June10 TORONTO, Canada - An "alarming rise" in HIV prevalence
among African and Caribbean immigrants in Canada has caught health officials "off guard" and prompted warnings that local
governments "have failed to protect some of the country's most marginal communities," states a report in the Toronto Globe
The newspaper article said Canadian government began testing all
immigrants and refugees for HIV in 2002. Data released last year by Health Canada showed that immigrants from regions where
HIV is endemic, including Africa and the Caribbean, form the fourth largest group of HIV-positive residents in Ontario, Canada,
behind men who have sex with men and ahead of injection drug users.
An estimated 3,700 to 5,700 of Canada's 56,000 HIV cases are among
immigrants from the two regions, the Globe and Mail reported.
Although immigrants and refugees sponsored by Canadian family members

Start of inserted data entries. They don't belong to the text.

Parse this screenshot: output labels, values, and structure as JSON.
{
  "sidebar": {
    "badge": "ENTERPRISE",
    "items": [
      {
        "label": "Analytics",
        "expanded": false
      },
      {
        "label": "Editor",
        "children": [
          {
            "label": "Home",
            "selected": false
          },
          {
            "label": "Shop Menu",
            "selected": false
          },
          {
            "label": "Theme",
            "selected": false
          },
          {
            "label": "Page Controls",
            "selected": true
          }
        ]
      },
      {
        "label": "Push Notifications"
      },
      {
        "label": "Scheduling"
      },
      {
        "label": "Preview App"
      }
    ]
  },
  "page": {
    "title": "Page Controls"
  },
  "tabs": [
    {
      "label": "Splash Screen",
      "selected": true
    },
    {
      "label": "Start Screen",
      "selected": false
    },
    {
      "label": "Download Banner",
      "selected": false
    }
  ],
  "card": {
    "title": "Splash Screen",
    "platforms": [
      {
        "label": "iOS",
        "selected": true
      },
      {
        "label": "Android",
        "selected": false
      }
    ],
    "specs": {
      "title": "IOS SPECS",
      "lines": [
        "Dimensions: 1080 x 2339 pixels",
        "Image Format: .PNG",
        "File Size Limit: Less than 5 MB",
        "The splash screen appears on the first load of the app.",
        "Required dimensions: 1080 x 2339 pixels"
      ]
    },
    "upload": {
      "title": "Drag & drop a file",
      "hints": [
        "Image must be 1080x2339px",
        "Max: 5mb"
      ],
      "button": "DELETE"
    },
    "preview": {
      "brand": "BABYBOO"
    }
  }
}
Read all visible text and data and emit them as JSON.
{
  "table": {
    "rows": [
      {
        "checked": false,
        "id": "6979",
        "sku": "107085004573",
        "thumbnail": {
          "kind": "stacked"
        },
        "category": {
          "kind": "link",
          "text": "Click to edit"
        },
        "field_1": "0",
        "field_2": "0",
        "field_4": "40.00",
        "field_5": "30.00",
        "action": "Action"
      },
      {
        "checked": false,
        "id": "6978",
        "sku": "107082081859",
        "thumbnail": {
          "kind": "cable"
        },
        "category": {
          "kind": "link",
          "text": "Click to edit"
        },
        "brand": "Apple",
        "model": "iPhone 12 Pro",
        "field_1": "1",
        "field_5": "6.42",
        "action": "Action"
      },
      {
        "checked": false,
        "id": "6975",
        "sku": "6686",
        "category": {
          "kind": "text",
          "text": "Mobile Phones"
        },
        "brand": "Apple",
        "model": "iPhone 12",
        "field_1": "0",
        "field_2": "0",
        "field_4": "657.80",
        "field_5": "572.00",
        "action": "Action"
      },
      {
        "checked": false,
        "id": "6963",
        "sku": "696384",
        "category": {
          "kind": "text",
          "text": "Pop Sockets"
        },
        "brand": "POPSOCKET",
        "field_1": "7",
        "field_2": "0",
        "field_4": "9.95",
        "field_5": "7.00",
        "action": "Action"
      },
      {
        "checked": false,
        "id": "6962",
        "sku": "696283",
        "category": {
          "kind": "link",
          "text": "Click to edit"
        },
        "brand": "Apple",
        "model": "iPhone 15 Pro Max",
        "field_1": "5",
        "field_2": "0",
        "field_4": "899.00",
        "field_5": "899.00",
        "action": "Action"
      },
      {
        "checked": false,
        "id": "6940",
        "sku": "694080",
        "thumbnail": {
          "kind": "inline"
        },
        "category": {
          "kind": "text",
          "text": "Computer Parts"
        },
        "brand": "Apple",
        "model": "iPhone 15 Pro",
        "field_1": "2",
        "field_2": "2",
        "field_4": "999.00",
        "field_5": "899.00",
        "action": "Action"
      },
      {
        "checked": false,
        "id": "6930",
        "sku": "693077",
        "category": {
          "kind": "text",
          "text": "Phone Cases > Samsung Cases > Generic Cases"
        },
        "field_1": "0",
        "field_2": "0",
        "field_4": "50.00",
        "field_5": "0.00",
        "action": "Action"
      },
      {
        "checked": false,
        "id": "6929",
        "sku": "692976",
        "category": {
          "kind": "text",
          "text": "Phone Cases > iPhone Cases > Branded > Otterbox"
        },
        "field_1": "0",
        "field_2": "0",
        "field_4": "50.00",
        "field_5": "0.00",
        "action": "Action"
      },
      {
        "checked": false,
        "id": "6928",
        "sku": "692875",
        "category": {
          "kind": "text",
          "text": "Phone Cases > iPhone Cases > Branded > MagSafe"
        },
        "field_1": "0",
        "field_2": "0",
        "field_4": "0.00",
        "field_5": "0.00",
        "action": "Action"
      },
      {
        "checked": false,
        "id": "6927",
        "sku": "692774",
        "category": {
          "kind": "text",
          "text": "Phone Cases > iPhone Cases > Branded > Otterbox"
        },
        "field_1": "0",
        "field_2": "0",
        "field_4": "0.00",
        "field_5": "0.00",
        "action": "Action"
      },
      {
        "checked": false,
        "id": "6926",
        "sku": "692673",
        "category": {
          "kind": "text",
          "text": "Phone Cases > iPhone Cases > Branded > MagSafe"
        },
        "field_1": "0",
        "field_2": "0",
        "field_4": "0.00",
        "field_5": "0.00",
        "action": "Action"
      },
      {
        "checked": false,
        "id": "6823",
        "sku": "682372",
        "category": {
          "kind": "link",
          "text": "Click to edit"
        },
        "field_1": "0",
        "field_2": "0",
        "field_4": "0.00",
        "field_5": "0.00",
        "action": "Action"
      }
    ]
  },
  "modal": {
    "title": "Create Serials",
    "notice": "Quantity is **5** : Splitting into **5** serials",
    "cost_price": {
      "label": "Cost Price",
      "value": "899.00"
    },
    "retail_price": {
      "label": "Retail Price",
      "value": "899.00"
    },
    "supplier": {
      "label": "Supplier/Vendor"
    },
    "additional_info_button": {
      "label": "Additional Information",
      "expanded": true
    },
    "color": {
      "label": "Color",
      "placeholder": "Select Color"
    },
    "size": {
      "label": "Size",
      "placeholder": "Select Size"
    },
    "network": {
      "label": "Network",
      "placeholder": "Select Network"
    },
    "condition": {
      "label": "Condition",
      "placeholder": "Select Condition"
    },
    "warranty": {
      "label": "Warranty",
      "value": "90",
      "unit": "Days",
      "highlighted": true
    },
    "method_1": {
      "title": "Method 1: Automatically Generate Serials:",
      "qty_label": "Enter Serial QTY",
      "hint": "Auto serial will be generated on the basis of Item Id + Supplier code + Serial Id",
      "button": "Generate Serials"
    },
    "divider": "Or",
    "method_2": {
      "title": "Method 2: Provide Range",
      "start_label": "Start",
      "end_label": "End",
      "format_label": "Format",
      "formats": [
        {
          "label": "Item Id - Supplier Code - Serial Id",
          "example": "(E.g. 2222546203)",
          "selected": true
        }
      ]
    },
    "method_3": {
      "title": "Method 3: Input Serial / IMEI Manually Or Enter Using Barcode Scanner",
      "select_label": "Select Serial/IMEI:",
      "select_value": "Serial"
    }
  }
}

are allowed to enter the country regardless of HIV status, HIV-positive immigrants or people seeking work or study permits
are refused entry if the government determines that they would place an "excessive demand" on the health care system, which
is publicly funded.
Government statistics show that in 2003 13% of HIV-positive immigrants were denied entry and 677
HIV-positive immigrants entered the country, up from 276 in 2002. According to statistical modeling research conducted by
University of Toronto researcher Robert Remis, up to 50% of HIV-positive immigrants from the Caribbean or Africa contracted
the disease after they arrived in Canada, the Globe and Mail reports.
Esther Tharao of Women's Health in Women's Hands, a Toronto-area
community health center, said that the Canadian government "has an HIV strategy for aboriginal communities, for [injection]
drug users and gay men. But there is no information on how to deliver services to people from HIV-endemic regions."
Dr. Chris Archibald of Canada's Centre for Infectious Disease Prevention and Control said that the national government is
aware of the increased HIV prevalence among African and Caribbean immigrants and that Health Canada has doubled the overall
annual funding for HIV/AIDS programs to $66.8 million over the next five years.
Archibald said that a lack of reliable
data -- such as not including ethnicity on HIV test reports -- makes tracking HIV cases among African and Caribbean immigrants
more challenging. Bettie Christie, a counselor in Alberta, Canada, said she would like more government funding to hire translators
and develop programs tailored to the cultural needs of immigrants. "A large percentage of the African population isn't yet
willing to trust us," Christie said.